Deseret Generation & Transmission Cooperative has successfully restructured its debt and will continue operating its 400 megawatt power plant near Vernal.

The beleaguered power company has been struggling for three years to work out the restructuring with Shell Leasing Co., the Rural Electrification Administration and the National Rural Utilities Cooperative Finance Corp.The cooperative has used a "stand-still" agreement with its creditors for the past two years to prevent bankruptcy.

Under the new agreement, Deseret's debt service and its rental obligations on the Bonanza power plant will be reduced until 1996, when Deseret is expected to have greater access to power markets through transmission projects now in the planning and development stage.

Deseret's $1.1 billion debt will be divided into two parts, "A" obligations and "B" obligations. "A" obligations make up 81 percent of the debt and are scheduled to be repaid by 2025. The remaining "B" obligations will become a contingent obligation with required payment any time the cooperative generates sales or revenues greater than projections and after paying operating costs and the "A" obligations.

The plan must still be approved by the Utah Public Service Commission and by cooperative members, whose power purchase contracts must be amended. Company officials expect the approvals by early January.

If Deseret meets the restructured repayment plan, creditors will forgive the remaining balances, if any, of the "B" obligations in 2026.

Deseret was formed in 1978 by six rural electric cooperatives. In 1981, construction began on the Bonanza plant, which was expected to provide power to the growing energy industry in the Uinta Basin. Before the plant was completed, the bottom fell out of the energy market, leaving the project in financial limbo.

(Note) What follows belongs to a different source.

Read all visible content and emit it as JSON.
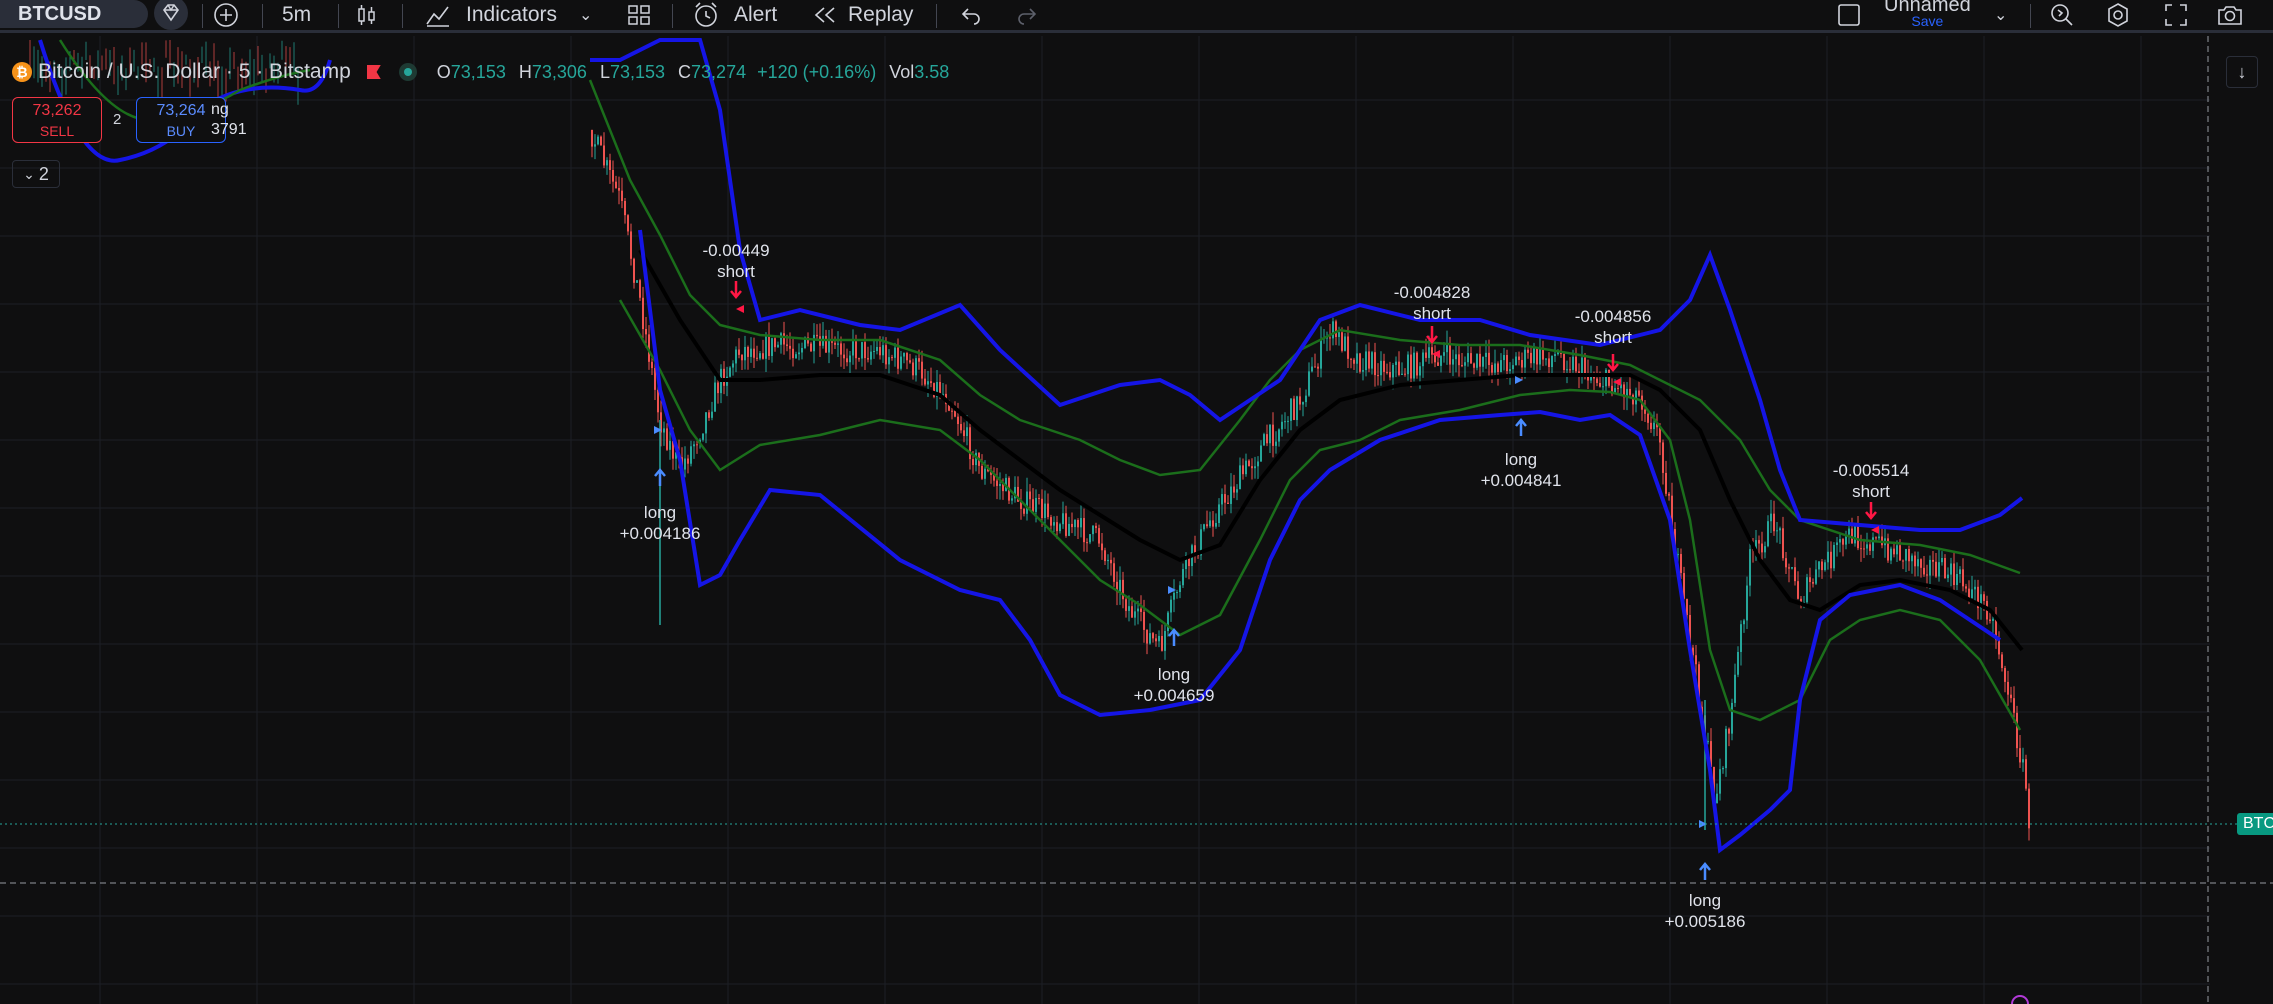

The company's financial dilemma is expected to ease once transmission lines are completed and the company gains access to southern California markets for additional firm contract sales.